Cowboy isn’t like most fighters. A lot of them say they’ll fight anyone, anywhere at anytime but in reality – and understandably so – when it comes down to it, there are many realistic factors that will hold them back from being that ‘fighter’s fighter.
The type of men are few and far between who will take on a dangerous matchup on short-notice – or attempt to bounce back from a brutal loss with an even more difficult proposition.
Cerrone takes Leon Edwards this weekend at UFC Singapore, a prospect who has looked to be on the brink of getting himself into that welterweight top-10.
No one wants to see the veteran Cowboy as a gatekeeper for the division but following his brutal UFC Gdansk loss to Darren Till, the dynamic that was felt between the two in the fight’s immediate aftermath was unquestionable.
He didn’t exactly appear to be fussed about the Liverpudlian Till’s pedigree going in. Not many people were. Cowboy signed the contract against this relative unknown – again, like most of us, questioning exactly how this young man managed to get himself into a headlining spot at such an early point in his rise.
The worst fears of those close to Cerrone were confirmed as Darren Till steamrolled him in the first-round, using the win as a springboard to launch his own superstar status within the promotion.
In truth, Donald’s sheer love of fighting seemed to work against him on this one. Back-to-back losses to both Jorge Masvidal and a gruelling war against Robbie Lawler saw him come in as a more weathered soldier – which when coupled with the kickboxing prowess of his opponent, was a recipe for disaster.
But that’s the thing. If you asked him now, he’d probably regret nothing.

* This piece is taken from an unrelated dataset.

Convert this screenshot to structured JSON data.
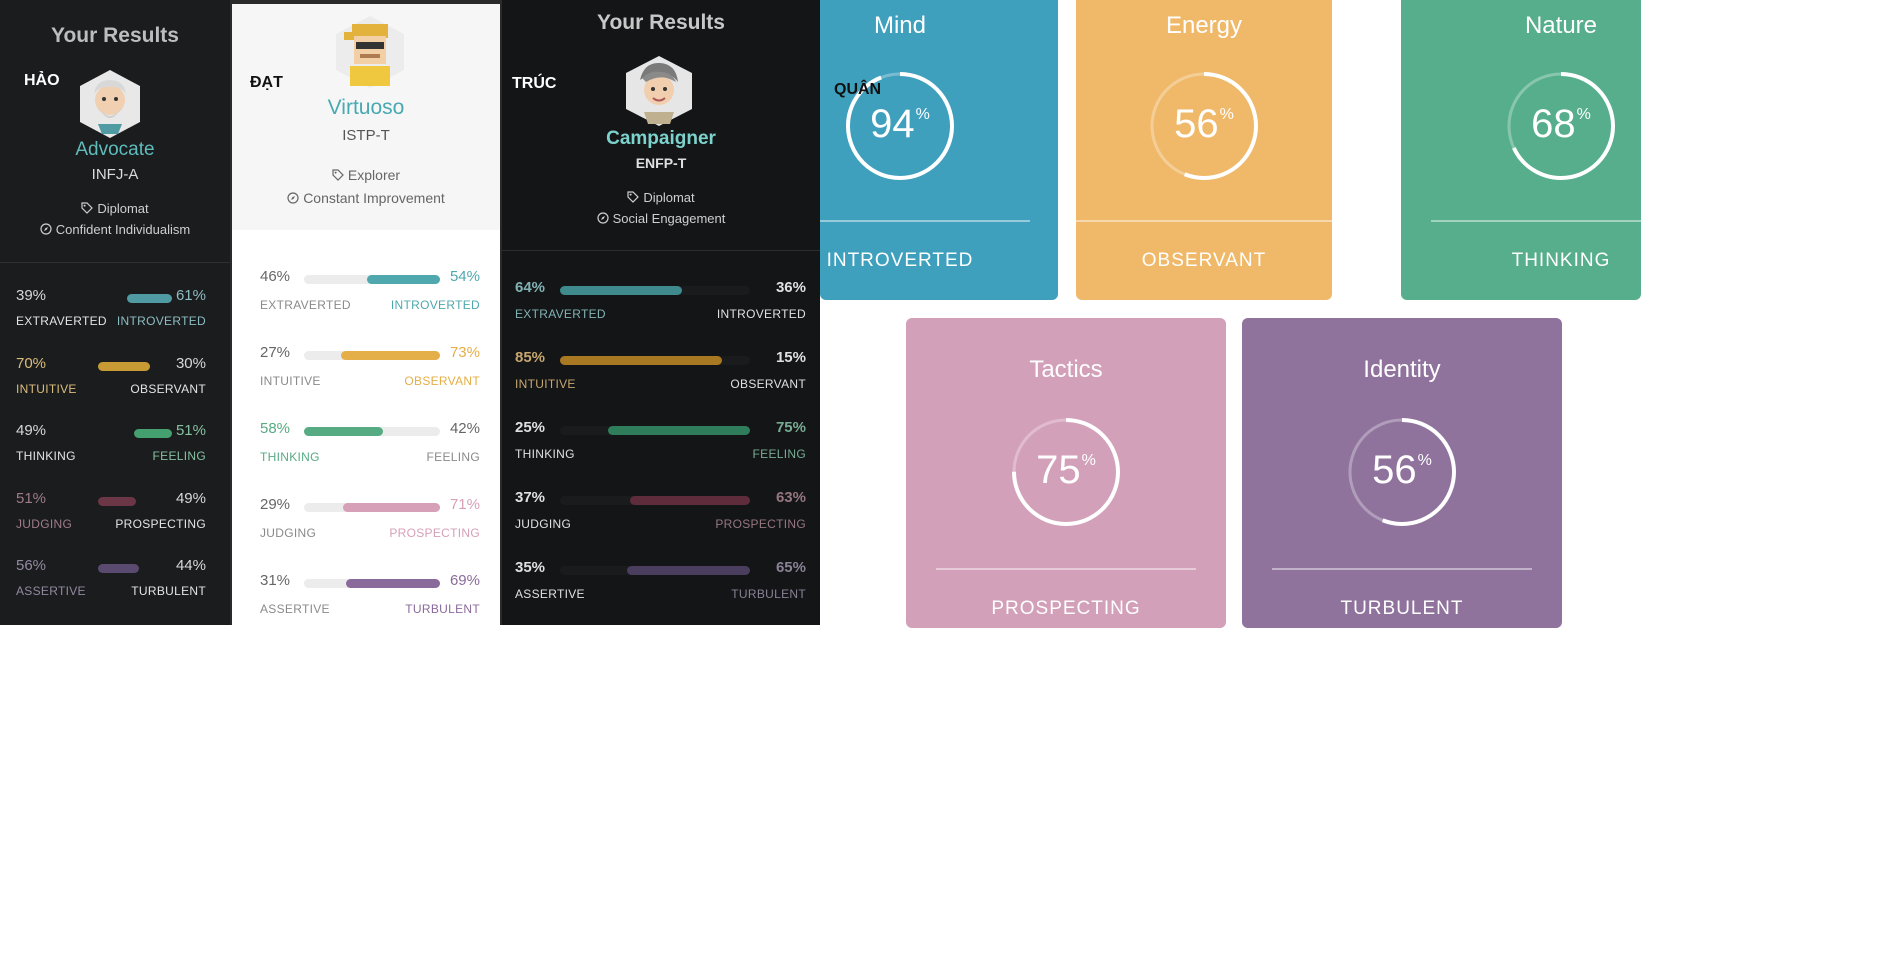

His time at lightweight saw him establish himself as a fan-favourite and while he did record some fantastic wins over the likes of Edson Barboza, Benson Henderson and Eddie Alvarez, to name but a few, championship success eluded him.
As one of the finest fighters to never get their hands on that coveted UFC gold, his eventual switch to welterweight was one of the surprise stories of the modern era.
Picked as the underdog in each of his opening four 170lb bouts, Cerrone managed to finish each and every one of them – taking out Patrick Cote, Alex Oliveira, Matt Brown, and Rick Story on his way to eventually losing out in a top contender battle with Jorge Masvidal.
But the Cowboy who went on that run looked like a different animal entirely.
Who can forget his vicious war with Matt Brow? This was a fight where regardless of how they felt about each other in the fight’s leadup, they couldn’t help but show respect for a moment just before ‘the Immortal’ got his lights switched off by one of his opponent’s patented head-kicks.
Or how about the now-legendary four-shot combo he used to close out the show against Rick Story? For those who actually that bout live, it was like seeing a choreographed sequence out of a movie.
There was no way that could actually work in a real matchup. But it did, and Cerrone picked up one of his most impressive wins against a fighter, in Story, who is a pretty solid top-15 170lb-r.
Basically, he might not have many fights left – especially if things don’t go so well for him this weekend but honestly, when it’s all laid out on the table, how on earth can you dislike this guy?
He stands for everything we should value in these athletes. His attitude is one that doesn’t give a sh*t about his own health and whether you agree with that or not, respect is due because, at the end of the day, we’re the ones who tune in to watch these fight-cards and regardless of how you see the sport as a whole, entertainment is a massive part of it and Donald ‘Cowboy’ Cerrone is solid gold.
Cillian Cunningham, Pundit Arena